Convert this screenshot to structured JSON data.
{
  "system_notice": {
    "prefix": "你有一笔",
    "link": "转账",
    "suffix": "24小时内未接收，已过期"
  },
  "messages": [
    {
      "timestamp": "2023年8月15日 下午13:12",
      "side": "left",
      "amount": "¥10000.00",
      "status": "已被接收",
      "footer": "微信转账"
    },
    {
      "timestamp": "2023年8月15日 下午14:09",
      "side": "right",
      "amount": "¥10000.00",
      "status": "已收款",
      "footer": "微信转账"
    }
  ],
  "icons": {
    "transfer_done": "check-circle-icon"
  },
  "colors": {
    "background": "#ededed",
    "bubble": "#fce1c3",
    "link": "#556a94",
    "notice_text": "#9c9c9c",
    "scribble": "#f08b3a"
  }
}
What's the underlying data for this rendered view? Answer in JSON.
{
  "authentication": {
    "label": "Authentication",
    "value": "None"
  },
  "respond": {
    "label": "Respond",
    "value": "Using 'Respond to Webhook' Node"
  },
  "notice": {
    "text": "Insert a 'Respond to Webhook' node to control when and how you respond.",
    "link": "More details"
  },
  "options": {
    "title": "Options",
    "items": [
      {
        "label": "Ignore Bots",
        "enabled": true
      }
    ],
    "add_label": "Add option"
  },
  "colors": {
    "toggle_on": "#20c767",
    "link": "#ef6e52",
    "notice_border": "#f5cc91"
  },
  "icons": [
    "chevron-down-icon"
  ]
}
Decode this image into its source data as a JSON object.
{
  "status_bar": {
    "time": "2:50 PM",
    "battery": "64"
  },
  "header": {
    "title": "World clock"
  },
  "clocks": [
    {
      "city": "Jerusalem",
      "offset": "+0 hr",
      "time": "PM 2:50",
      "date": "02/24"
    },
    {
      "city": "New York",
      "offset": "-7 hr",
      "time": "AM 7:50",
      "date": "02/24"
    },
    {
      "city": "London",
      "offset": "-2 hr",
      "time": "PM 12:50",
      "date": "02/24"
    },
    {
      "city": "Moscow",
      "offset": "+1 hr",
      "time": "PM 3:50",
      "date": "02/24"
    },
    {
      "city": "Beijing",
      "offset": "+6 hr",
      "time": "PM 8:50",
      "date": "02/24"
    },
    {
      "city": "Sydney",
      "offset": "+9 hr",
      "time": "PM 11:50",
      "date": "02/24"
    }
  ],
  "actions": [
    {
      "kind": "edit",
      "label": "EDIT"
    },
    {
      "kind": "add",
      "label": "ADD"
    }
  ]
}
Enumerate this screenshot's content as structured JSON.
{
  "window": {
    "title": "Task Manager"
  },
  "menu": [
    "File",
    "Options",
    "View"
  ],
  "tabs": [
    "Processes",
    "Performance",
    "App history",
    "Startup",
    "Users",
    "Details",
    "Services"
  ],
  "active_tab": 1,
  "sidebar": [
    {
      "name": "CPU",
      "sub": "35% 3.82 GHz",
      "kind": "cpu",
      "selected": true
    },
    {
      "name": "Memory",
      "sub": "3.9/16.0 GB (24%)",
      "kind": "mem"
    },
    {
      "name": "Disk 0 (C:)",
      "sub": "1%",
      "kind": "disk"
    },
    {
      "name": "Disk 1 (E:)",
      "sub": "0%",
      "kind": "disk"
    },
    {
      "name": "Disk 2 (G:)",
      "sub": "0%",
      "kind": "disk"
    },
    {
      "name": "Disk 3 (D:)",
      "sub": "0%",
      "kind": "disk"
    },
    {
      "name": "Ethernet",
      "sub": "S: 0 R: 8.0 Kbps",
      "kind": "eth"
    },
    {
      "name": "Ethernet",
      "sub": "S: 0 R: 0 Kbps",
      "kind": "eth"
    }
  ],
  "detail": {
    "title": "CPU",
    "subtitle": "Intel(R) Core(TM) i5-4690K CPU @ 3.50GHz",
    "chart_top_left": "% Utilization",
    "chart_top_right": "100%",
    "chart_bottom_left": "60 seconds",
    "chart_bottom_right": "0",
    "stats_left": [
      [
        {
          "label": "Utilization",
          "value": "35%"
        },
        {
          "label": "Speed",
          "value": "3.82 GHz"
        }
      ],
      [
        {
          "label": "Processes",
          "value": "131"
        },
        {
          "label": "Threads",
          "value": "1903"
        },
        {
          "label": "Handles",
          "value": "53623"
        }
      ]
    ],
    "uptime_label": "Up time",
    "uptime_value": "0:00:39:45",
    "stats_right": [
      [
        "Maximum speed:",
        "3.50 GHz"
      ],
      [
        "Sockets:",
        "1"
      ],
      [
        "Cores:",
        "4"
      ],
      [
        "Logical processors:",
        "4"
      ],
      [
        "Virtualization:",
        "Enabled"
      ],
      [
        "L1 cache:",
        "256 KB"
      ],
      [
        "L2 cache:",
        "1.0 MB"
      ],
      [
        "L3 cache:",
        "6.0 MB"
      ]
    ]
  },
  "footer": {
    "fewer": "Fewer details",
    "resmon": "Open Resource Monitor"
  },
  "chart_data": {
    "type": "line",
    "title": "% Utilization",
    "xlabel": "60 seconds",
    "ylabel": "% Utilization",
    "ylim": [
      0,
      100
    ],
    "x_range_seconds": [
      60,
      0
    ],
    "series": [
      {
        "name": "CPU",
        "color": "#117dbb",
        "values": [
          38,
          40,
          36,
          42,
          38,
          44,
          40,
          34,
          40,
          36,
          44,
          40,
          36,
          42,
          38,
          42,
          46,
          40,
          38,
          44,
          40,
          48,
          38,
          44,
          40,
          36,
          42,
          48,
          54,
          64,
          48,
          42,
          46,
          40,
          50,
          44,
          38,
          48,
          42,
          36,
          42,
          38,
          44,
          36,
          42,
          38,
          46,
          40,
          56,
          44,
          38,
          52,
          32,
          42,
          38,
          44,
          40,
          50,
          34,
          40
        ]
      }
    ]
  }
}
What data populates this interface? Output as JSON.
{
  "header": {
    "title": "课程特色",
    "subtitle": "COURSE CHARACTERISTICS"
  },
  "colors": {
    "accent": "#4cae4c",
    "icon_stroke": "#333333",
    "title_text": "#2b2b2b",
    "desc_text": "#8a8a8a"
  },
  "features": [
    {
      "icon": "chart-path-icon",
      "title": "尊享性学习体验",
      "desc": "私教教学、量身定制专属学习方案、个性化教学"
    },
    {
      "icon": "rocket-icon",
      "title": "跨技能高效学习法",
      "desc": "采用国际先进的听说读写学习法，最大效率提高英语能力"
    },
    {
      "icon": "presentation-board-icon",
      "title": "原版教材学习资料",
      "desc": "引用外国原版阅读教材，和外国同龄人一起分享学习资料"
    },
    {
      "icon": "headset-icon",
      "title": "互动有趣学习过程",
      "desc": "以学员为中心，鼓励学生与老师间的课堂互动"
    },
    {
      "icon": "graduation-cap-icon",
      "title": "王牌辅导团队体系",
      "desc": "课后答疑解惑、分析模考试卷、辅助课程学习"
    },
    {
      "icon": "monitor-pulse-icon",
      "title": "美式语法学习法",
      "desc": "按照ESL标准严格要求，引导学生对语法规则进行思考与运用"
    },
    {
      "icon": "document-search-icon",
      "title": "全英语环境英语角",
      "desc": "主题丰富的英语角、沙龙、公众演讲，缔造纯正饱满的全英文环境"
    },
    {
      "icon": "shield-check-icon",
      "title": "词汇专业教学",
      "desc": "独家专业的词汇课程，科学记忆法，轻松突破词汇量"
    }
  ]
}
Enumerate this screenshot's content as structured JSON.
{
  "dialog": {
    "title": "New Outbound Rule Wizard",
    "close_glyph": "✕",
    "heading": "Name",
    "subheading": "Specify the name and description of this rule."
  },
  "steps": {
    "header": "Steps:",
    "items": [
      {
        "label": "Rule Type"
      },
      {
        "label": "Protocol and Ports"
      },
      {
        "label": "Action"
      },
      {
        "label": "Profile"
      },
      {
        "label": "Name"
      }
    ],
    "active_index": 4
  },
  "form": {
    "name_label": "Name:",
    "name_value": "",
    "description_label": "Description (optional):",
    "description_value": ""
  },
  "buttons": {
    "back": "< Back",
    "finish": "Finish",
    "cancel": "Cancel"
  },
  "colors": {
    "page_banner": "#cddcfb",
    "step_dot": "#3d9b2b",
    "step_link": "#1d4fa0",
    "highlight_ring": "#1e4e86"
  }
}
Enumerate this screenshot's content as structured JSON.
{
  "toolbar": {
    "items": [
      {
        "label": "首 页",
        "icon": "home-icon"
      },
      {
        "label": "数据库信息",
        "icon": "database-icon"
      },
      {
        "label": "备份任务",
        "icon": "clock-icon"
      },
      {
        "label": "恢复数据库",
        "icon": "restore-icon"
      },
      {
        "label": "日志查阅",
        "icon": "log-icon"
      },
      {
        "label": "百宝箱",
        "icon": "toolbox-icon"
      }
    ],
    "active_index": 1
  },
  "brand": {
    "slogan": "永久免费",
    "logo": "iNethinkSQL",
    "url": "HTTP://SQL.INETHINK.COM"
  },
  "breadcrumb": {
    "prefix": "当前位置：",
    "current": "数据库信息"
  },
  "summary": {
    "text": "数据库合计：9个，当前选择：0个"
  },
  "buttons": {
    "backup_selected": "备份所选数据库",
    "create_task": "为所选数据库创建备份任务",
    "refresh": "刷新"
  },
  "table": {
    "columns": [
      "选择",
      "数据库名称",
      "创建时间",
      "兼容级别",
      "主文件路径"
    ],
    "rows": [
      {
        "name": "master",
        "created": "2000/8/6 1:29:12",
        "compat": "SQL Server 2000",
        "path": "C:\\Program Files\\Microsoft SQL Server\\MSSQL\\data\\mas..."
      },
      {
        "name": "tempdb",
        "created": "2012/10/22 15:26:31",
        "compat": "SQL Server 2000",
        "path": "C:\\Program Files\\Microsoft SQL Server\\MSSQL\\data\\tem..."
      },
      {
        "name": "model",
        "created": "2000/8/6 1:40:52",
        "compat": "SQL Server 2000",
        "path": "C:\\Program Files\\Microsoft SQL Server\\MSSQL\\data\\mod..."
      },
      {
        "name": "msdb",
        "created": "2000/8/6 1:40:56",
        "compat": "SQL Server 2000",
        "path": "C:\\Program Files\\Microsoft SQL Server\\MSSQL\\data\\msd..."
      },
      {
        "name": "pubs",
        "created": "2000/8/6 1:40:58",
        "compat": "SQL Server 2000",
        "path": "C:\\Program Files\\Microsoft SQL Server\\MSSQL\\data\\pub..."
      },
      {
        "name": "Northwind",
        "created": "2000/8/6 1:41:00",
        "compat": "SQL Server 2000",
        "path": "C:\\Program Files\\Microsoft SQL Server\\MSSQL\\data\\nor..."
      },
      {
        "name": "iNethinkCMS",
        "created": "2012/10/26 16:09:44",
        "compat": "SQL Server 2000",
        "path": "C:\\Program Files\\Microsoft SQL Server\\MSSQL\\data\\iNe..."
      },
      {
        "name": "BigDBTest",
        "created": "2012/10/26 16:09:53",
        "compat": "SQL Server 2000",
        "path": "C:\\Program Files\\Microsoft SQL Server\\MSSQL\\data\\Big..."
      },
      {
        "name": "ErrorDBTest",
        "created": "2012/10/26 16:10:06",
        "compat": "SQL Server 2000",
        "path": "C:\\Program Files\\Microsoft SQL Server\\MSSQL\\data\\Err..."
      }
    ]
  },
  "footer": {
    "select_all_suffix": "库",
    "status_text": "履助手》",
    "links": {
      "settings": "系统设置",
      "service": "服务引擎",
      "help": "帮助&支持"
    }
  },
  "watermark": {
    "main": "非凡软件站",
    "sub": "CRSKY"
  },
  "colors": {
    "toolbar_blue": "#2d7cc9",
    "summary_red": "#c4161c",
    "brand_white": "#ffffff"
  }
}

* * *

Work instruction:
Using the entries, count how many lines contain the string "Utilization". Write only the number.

Response area:
4